What you should do
You are asked to filter the data below and copy every line holding "category".

Collection entries:
- Opening Delimiter -
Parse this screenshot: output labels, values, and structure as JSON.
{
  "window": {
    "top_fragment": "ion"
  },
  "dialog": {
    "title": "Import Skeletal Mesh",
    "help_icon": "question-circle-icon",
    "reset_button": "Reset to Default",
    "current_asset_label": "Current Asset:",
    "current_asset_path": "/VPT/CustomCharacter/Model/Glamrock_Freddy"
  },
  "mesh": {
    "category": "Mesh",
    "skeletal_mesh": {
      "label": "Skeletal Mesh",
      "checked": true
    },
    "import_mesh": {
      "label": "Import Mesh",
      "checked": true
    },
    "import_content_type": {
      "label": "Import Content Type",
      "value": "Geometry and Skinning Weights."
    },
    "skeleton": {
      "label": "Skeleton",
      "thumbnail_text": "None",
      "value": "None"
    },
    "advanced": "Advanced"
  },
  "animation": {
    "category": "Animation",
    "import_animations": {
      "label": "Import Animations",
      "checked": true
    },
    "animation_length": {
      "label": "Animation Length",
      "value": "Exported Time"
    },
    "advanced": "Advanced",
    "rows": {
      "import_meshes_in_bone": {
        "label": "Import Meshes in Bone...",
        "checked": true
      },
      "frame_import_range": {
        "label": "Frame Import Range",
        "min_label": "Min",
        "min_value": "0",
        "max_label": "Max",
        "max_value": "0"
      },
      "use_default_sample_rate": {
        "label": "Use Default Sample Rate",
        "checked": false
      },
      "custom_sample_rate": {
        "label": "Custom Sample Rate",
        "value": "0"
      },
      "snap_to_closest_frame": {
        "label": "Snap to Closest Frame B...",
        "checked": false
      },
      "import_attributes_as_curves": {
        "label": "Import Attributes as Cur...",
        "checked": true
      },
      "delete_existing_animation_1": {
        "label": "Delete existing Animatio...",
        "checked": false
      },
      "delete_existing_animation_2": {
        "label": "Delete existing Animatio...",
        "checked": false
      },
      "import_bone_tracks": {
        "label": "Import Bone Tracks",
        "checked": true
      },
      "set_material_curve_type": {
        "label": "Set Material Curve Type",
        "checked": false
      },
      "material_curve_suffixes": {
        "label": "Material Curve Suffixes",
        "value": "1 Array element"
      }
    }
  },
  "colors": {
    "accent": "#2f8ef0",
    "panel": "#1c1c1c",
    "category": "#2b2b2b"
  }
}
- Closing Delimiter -
Answer space
    "category": "Mesh",
    "category": "Animation",
    "category": "#2b2b2b"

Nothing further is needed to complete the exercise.